Wait...you're saying profiteering is good in a crisis?
Some of you may be repelled by the notion that a merchant offering supplies or services should be able to charge more in a crisis. Here's why it's a good thing.
You go to certain grocery stores today. Often you go there because they're conveniently located near your neighborhood and this means less time and fuel for you as a consumer. If there were two that were equally distant, but one had better selection or prices or better meat or produce, then you go to the place that features the qualities and quantities that you need.
In a collapse, if prices rise, then people will pay the higher prices, but then they're upset if the price variation exceeds a certain range. Demand drops, particularly since they're been made upset by the merchant and they go to another store.
If no supplies are coming in, then people are willing to pay more for the same goods. Think about seasonal produce like fresh peaches. They're not always available, so prices must be adjusted based upon the demand and the supply of them. If it's a favorable trade, then the consumer adjusts the importance of acquiring them versus the cost of them. Since fresh peaches spoil, a merchant who has too high a price on them will reduce the prices if no volume of them are being sold. This kind of market forces allow for a reasonable price to be found by negotiation between the supplier, wholesaler, retailer, and consumer.
Yes, hotel prices might go sky high in a disaster, but then maybe they have a very small percentage of rooms occupied during the period or later when no one has money for them.
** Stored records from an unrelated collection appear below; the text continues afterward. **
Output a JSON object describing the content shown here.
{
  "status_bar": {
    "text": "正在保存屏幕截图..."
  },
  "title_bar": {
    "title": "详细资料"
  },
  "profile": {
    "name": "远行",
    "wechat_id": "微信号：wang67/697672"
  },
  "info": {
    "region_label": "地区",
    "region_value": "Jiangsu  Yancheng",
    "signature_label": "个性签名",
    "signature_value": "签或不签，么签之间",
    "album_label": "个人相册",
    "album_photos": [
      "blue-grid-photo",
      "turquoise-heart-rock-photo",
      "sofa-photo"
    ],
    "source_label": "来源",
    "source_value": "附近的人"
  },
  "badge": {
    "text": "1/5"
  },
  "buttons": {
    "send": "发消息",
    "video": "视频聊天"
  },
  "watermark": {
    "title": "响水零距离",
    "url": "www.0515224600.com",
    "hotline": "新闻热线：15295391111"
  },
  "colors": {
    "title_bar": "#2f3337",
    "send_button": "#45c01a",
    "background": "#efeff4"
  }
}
Since an owner must still pay for utilities, employees, and advertising, then they adjust the price based upon the ability for them to make a profit. In an economic crisis, it's very possible that there's a very slim window to make money at all, for maybe once it happens, it ultimately ruins the merchant within a few months. In a disaster, there's not exactly a lot of incoming travelers visiting the area for sight-seeing, is there? The only niche markets for them are journalists and government workers visiting the area.
Here's how it could become very worrisome. In an economic collapse, the competition between merchants will become very strained. Some merchants may not have ways to sell their goods. Others can't get supplies. Others have no employees because they can't pay their salaries. This reduces competition to the degree that monopolies are created. If there's a monopoly on fuel, then a merchant can set the prices as high as they want, and only leadership can step in to limit their profit by creating a restriction, imposing limitations, disallowing government contracts, regulating trade, etc.
However, if there's no competition, usually some merchant will attempt to go into business since they see an opportunity. They'll begin to network to find suppliers, wholesalers, transporters, and then market their goods to the consumer. Sometimes this lowers prices., it depends upon supplies and inflation.